*** Begin section ***
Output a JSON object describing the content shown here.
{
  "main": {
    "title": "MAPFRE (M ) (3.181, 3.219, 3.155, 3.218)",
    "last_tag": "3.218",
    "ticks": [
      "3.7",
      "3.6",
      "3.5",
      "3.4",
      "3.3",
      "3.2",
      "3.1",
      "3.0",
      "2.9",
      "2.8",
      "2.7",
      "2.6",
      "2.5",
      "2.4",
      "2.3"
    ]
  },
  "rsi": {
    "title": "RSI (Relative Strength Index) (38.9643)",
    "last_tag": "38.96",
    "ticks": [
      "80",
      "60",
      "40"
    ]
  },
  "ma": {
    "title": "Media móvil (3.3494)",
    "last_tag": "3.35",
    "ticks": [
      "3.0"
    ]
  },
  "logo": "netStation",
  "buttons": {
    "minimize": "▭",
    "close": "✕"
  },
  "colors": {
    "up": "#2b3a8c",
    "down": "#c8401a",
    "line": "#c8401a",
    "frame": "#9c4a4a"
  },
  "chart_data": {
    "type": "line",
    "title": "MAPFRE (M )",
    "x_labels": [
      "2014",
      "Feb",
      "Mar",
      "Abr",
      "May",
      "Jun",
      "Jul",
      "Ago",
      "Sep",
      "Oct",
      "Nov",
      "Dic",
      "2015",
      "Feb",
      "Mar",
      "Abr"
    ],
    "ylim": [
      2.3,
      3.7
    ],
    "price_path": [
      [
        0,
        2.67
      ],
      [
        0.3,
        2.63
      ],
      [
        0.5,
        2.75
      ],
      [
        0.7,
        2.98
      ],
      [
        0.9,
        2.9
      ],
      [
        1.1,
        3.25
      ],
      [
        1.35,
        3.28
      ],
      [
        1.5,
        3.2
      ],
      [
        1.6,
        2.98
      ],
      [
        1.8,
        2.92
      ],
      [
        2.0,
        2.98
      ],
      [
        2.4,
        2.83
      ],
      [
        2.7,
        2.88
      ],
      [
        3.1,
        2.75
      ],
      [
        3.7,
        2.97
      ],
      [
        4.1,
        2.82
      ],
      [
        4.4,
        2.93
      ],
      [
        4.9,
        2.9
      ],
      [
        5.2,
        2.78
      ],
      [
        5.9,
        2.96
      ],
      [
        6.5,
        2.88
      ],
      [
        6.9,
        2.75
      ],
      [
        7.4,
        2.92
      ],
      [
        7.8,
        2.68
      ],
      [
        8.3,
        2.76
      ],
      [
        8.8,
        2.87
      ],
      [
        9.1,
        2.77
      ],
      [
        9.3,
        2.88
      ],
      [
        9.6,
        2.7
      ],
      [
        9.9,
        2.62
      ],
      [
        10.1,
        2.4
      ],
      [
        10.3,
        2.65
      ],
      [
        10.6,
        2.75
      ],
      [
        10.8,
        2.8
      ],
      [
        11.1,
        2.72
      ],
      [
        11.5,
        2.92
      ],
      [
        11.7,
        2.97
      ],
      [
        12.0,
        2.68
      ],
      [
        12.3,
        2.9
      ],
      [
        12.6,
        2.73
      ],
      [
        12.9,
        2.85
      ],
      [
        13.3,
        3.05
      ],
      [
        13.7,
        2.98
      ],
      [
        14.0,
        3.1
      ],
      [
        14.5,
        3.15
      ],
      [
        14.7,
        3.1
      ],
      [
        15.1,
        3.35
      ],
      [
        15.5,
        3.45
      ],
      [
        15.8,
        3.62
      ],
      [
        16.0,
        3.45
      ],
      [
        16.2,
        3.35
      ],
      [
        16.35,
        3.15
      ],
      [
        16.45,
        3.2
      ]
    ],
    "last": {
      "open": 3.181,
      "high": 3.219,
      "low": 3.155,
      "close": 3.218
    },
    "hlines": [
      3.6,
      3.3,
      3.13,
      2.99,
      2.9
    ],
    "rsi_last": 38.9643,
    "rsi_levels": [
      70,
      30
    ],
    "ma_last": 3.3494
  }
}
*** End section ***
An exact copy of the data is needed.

Output a JSON object describing the content shown here.
{
  "main": {
    "title": "MAPFRE (M ) (3.181, 3.219, 3.155, 3.218)",
    "last_tag": "3.218",
    "ticks": [
      "3.7",
      "3.6",
      "3.5",
      "3.4",
      "3.3",
      "3.2",
      "3.1",
      "3.0",
      "2.9",
      "2.8",
      "2.7",
      "2.6",
      "2.5",
      "2.4",
      "2.3"
    ]
  },
  "rsi": {
    "title": "RSI (Relative Strength Index) (38.9643)",
    "last_tag": "38.96",
    "ticks": [
      "80",
      "60",
      "40"
    ]
  },
  "ma": {
    "title": "Media móvil (3.3494)",
    "last_tag": "3.35",
    "ticks": [
      "3.0"
    ]
  },
  "logo": "netStation",
  "buttons": {
    "minimize": "▭",
    "close": "✕"
  },
  "colors": {
    "up": "#2b3a8c",
    "down": "#c8401a",
    "line": "#c8401a",
    "frame": "#9c4a4a"
  },
  "chart_data": {
    "type": "line",
    "title": "MAPFRE (M )",
    "x_labels": [
      "2014",
      "Feb",
      "Mar",
      "Abr",
      "May",
      "Jun",
      "Jul",
      "Ago",
      "Sep",
      "Oct",
      "Nov",
      "Dic",
      "2015",
      "Feb",
      "Mar",
      "Abr"
    ],
    "ylim": [
      2.3,
      3.7
    ],
    "price_path": [
      [
        0,
        2.67
      ],
      [
        0.3,
        2.63
      ],
      [
        0.5,
        2.75
      ],
      [
        0.7,
        2.98
      ],
      [
        0.9,
        2.9
      ],
      [
        1.1,
        3.25
      ],
      [
        1.35,
        3.28
      ],
      [
        1.5,
        3.2
      ],
      [
        1.6,
        2.98
      ],
      [
        1.8,
        2.92
      ],
      [
        2.0,
        2.98
      ],
      [
        2.4,
        2.83
      ],
      [
        2.7,
        2.88
      ],
      [
        3.1,
        2.75
      ],
      [
        3.7,
        2.97
      ],
      [
        4.1,
        2.82
      ],
      [
        4.4,
        2.93
      ],
      [
        4.9,
        2.9
      ],
      [
        5.2,
        2.78
      ],
      [
        5.9,
        2.96
      ],
      [
        6.5,
        2.88
      ],
      [
        6.9,
        2.75
      ],
      [
        7.4,
        2.92
      ],
      [
        7.8,
        2.68
      ],
      [
        8.3,
        2.76
      ],
      [
        8.8,
        2.87
      ],
      [
        9.1,
        2.77
      ],
      [
        9.3,
        2.88
      ],
      [
        9.6,
        2.7
      ],
      [
        9.9,
        2.62
      ],
      [
        10.1,
        2.4
      ],
      [
        10.3,
        2.65
      ],
      [
        10.6,
        2.75
      ],
      [
        10.8,
        2.8
      ],
      [
        11.1,
        2.72
      ],
      [
        11.5,
        2.92
      ],
      [
        11.7,
        2.97
      ],
      [
        12.0,
        2.68
      ],
      [
        12.3,
        2.9
      ],
      [
        12.6,
        2.73
      ],
      [
        12.9,
        2.85
      ],
      [
        13.3,
        3.05
      ],
      [
        13.7,
        2.98
      ],
      [
        14.0,
        3.1
      ],
      [
        14.5,
        3.15
      ],
      [
        14.7,
        3.1
      ],
      [
        15.1,
        3.35
      ],
      [
        15.5,
        3.45
      ],
      [
        15.8,
        3.62
      ],
      [
        16.0,
        3.45
      ],
      [
        16.2,
        3.35
      ],
      [
        16.35,
        3.15
      ],
      [
        16.45,
        3.2
      ]
    ],
    "last": {
      "open": 3.181,
      "high": 3.219,
      "low": 3.155,
      "close": 3.218
    },
    "hlines": [
      3.6,
      3.3,
      3.13,
      2.99,
      2.9
    ],
    "rsi_last": 38.9643,
    "rsi_levels": [
      70,
      30
    ],
    "ma_last": 3.3494
  }
}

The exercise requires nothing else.